“Secondary traumatic stress is the emotional duress that results when an individual hears about the firsthand trauma experiences of another. Each year more than 10 million children in the United States endure the trauma of abuse, violence, natural disasters, and other adverse events. These experiences can give rise to significant emotional and behavioral problems that can profoundly disrupt the children’s lives and bring them in contact with child-serving professionals. For therapists, child welfare workers, case managers, and other helping professionals involved in the care of traumatized children and their families, the essential act of listening to trauma stories may take an emotional toll that compromises professional functioning and diminishes quality of life. Individual and supervisory awareness of the effects of this indirect trauma exposure is a basic part of protecting the health of the worker and ensuring that children consistently receive the best possible care from those who are committed to helping them.” (The National Child Traumatic Stress Network> Trauma-Informed Care > Secondary Traumatic Stress

The National Traumatic Stress Network provides suggestions on how to manage these feelings if you are experiencing them. For me, I had to be aware of what I was experiencing. I also had to improve my self-care. I started working out and eating better. In order to focus on my feelings I found supportive co-workers who had experienced similar situations, and we talked about how we felt. The last thing I did, which was just my personal preference, was to limit my exposure to outside experience that I felt took a toll on my outlook. I chose to stop watching the news, stop reading the news, and stop listening to it on the radio. As someone who listened to news radio on the way to work, checked it periodically on social media throughout the day, and watched it at night, this was a pretty drastic step. But, it made a huge difference in my ability to maintain a healthy outlook. Just like I was monitoring the foods I ate, I was monitoring the images and content I put in my thoughts. Now, I am not nearly as informed about things as I used to be, but I am also better equipped to do my job and support the cases I do. For me, it was a necessary step. 

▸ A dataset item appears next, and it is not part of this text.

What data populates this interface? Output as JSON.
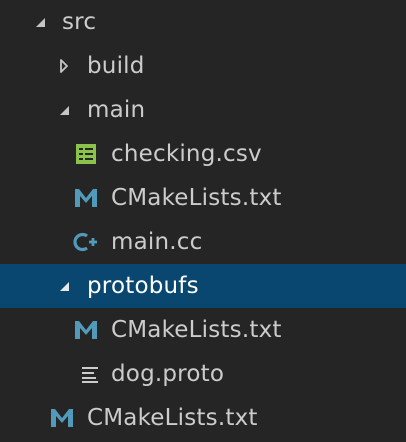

If you feel you need support please reach out to someone. Educate yourself, and know you are not alone. 

NTSN has several resources they share on their site for more information about secondary trauma:

 The quote I am going to leave you with today is a lengthy one, but so powerful:

“The expectation that we can be immersed in suffering and loss daily and not be touched by it is as unrealistic as expecting to be able to walk through water without getting wet. This sort of denial is no small matter. The way we deal with loss shapes our capacity to be present to life more than anything else. The way we protect ourselves from loss may be the way in which we distance ourselves from life and help. We burn out not because we don’t care but because we don’t grieve. We burn out because we’ve allowed our hearts to become so filled with loss that we have no room left to care.” (Rachel Naomi Remen: “Kitchen Table Wisdom: Stories that Heal” Penguin, New York,1996)



Stephanie Lawless, Assistant Director